The power of time

Time

Just four letters, but four letters of deep importance to the human species.

Can you imagine a life without time keeping? A life where you don't know what year it is, the month, the day, the time to the minute or second?

As a species, humans are defined by time keeping. From the moment you take your first breath to the moment you take your last, your life is kept to a neat schedule by the continuous tick-tocking hand of the clock.

Arguably, time is one of the most important elements to becoming an accomplished runner.

We've all done it. Gone for a run with our ever reliable personal stop watches strapped to our wrists, recording our pace and comparing the time with previous runs, desperate to see some improvement. Or we've all ran races and taken an anxious glance at the timing clock, eager to discover if we've bettered our Personal Best. You've only got to run a local club road race and hear the simultaneous beep of watches around you at the kilometer or mile marks to realise that us runners can become obsessed with time and the implications that this will have on our satisfaction of our result and performance.

Nevertheless, the most precious and enjoyable moments within running are very rarely measured by time. To me, running is about freedom and allowing the body and mind to escape the monotony of time keeping in every day life. Running through the natural environment allows us to reconnect the mind and body to the incredible nature of the world around us; to a universe that forgets about time keeping and where moments seem to slow. It's only you, the path, trail or hill that lies in front of you. The mud and cold water seeping into your shoes and your ragged breathing as you feel your whole alertness and emotions sharpened with every tiring step forward.

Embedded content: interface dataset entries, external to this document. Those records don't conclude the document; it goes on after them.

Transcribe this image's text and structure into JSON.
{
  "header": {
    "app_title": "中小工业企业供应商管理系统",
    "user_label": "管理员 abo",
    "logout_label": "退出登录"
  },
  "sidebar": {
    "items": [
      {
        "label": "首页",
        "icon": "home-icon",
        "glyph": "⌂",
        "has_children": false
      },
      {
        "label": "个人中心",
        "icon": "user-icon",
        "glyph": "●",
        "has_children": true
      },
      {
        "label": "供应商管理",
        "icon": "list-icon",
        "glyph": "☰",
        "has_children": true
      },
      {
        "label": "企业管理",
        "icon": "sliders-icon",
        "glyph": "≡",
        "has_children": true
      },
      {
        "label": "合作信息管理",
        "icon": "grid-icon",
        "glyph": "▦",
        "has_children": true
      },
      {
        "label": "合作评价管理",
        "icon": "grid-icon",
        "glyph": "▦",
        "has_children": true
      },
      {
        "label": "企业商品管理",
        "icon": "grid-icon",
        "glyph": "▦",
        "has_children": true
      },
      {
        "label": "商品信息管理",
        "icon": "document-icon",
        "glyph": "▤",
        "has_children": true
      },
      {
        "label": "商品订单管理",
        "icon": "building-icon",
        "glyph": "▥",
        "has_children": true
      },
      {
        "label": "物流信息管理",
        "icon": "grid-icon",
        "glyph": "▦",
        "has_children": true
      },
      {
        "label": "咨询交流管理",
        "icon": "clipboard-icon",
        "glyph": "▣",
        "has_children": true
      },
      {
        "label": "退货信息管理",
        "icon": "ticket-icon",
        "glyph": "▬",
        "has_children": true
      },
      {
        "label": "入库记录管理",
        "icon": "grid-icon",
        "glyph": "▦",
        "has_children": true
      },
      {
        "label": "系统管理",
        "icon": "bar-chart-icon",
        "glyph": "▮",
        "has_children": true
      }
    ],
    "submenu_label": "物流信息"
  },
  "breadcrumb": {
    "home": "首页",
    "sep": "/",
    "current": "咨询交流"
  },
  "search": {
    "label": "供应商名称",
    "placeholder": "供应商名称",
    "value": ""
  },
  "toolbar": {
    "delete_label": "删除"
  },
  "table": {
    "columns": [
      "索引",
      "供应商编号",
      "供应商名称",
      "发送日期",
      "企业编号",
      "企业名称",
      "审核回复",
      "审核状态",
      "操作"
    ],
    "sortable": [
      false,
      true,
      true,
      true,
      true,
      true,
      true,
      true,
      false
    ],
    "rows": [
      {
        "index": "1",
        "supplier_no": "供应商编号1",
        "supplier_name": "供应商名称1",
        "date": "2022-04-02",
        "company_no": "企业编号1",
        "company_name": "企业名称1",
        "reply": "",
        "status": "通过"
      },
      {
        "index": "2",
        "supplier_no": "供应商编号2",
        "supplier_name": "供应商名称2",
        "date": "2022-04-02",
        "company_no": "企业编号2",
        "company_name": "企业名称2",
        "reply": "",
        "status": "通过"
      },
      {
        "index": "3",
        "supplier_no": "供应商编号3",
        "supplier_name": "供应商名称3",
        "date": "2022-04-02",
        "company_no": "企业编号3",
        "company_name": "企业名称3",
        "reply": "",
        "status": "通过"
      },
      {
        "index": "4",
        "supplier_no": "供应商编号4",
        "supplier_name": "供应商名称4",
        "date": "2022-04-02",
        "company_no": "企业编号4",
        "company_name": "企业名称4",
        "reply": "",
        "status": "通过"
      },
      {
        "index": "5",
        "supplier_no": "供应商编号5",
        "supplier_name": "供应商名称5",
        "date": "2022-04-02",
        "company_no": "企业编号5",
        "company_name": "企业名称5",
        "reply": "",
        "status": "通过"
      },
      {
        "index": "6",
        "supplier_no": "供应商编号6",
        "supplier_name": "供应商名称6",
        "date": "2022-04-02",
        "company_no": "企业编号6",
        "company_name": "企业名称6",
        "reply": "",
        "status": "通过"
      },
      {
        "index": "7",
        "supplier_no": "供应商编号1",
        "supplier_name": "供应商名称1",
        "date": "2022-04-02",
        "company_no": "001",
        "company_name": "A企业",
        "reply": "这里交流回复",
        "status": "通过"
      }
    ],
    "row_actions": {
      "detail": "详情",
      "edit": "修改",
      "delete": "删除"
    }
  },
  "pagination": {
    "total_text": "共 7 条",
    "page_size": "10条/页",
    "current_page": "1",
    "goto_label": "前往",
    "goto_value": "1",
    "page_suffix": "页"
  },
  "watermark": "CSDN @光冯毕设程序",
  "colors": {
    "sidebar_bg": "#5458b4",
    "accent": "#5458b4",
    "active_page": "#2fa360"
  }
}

It may sound like a cliche but running helps you to feel alive and come to realise that the universe is so much bigger than yourself as an individual and society as a whole.
Running is about freedom and feeling alive
(Photo courtesy of High Terrain Events)
Sometimes though, within running you will have the urge to come back to the enduring presence of the infinity of time. Only recently, I have found that a small time period of just 12 seconds has its powerful grasp over me and my ambitions within the sport. This year I have been 12 seconds short of a goal, two sets of 12 seconds away from a dream. Sometimes, just 12 seconds ahead in time feels like it may take a lifetime to reach. 12 seconds can be a blink of an eye or an eternity, but I know that I will get there in the end with my continued hard work and determination.
Chasing the 12 second goal
(photo courtesy of  Maggie Walby)

Time, like many things is just a matter of perspective. If Usain Bolt or any other able-bodied World class 100 metre sprinter was to run 12 seconds in a race, that specific 12 seconds would be deemed as slow. If any Athlete within the T54 Paralympic class were to run 12 seconds for the 100 metres, this would be a World Record and deemed as incredibly fast.

My 12 second loss has inspired me to appreciate time and what it feels like to be alive whilst also striving to get the uttermost best out of my body.

Your length of time in life is never certain, so you've got to be fully present in every moment you have the luck of experiencing.

Time
Just four words. A continuous eternity.

Do what you can with what you have.